March 2, 2017 @ 10:25 am
Talented artist – check.
Independent spirit – check.
These days, those two qualities get you ignored by the blood suckers in power. Way too much easy prey out there for them to waste their time on someone like her.
Is it just me, or does it feel like music is falling to the same fate as farming in this country?
March 2, 2017 @ 12:21 pm
it’s not just you. it’s Industrial Global Modernism. it’s why Thomas Rhett looks “country” in the way a supermarket tomato looks like a “tomato.” it’s why SCM is sorta like the Seed Savers of music.
March 2, 2017 @ 10:53 pm
Women are tomatoes of country music, don’t forget.
March 2, 2017 @ 2:47 pm
Come to Texas, Lindi. We’ll damn sure appreciate you more than Nashville.
March 3, 2017 @ 8:28 am
Got that right, hoss
March 2, 2017 @ 6:14 pm
It’s a shame someone like Lindi can’t make a living in Nashville while others are getting rich. I guess playing an instrument and writing your own songs is frowned upon now.
March 2, 2017 @ 9:17 pm
I love Lindi’s silky smooth voice. I thought she was going to break out as a big time artist a few years back with Truckstops and Cigarettes, but for whatever reason the momentum didn’t carry on to her subsequent albums. I hope she continues on. Lindi is one of the few artists that my wife, someone who is not a huge country fan, and I both love.
March 2, 2017 @ 10:54 pm
Keep at Lindi. Do it on your own terms just like Sturgill.
March 3, 2017 @ 4:28 am
I saw Lindi at a small but intense festivak in Australia. She came out after some rock bands with just a guitar and held the whole rowdy, drunken crowd.
She is another artist who badly needed a great album and got let down by Dave Cobb.
If only she picked a better producer.
Lindi, if you’re reading this, dont give up. I think you’re extremely talanted and will continue to buy your music/ come to your shows. Your music makes my life better.
P.s a couple of drinks later and Ill be asking you to marry me
March 3, 2017 @ 6:53 am
She should definitely get some red dirt on her boots.
I’m not sure any artist can expect a smooth rise to the top. 3 steps forward and 2 steps back seems more typical. Can’t get in through the front door? Sneak in the kitchen! Whatever it takes. If you’re good, you’re good. Keep on trucking, Lindi!
Better stop before I run out of cliches.
March 3, 2017 @ 9:29 am
Never heard of this gal before Trigger posted. Forget Cobb or the Industry. Word of electronic mouth seems to prod me to buy a CD a month. You just have to decide what you want and put your money where your mouth is. I like uncompressed audio, where I can hear what producers and engineers contribute the most.

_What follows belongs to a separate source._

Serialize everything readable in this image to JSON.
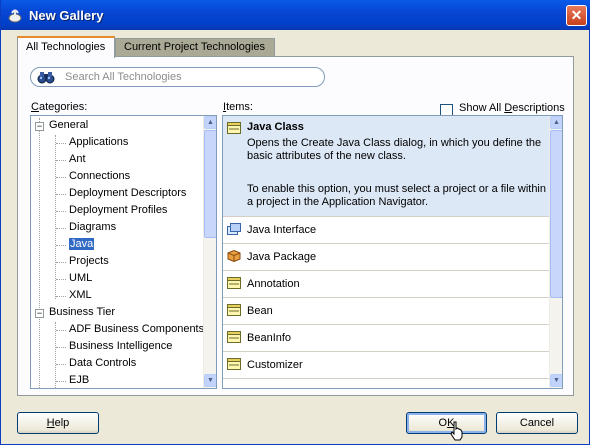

So far, Trig is batting well over .500. The path looks pretty old-fashioned to me:
artist > producer, engineer > pressing > internet word of mouth > purchase
Guess I’m in the minority, though.
March 3, 2017 @ 9:26 pm
Corncaster, I rely on sites like this and word of mouth to buy things in this genre of music. I think artists like Lindi struggle with publicity and then distribution of product. ITunes helps some of it get out there but its hard to walk into even the best indie record stores and find some of these records or someone who can recommend them.i try to order direct from artists but even they sometimes don’t have their own releases on their websites. As an example, I looked at Lindi’s website this week and was surprised how many albums ahe has put out. I would love to buy a bundle of her LPs (maybe even signed) but cannot, so that’s money she loses. So that leaves Amazon, eBay or iTunes.
I know its tough to pay to have stuff pressed up, shipped, mainain a web site, and advertise so I get it, but these are the kinds of details an artist has to work out in today’s music world to survive. I used to buy a lot of stuff from Bil at Village Records back in the day but haven’t found a store like that now who knows this kind of music and can recommend artists you haven’t heard of before.
March 4, 2017 @ 9:34 pm
biscuit it’s like anything else in life, eventually you find your circle of friends. once you stop wanting to be popular, your own path emerges, and on it, you can find other people walking in the same direction. for consumers, that can be enough. but for artists…
March 12, 2017 @ 9:59 pm
It’s streaming here now, http://www.cbcmusic.ca/first-plays/212/lindi-ortega-til-the-goin-gets-gone.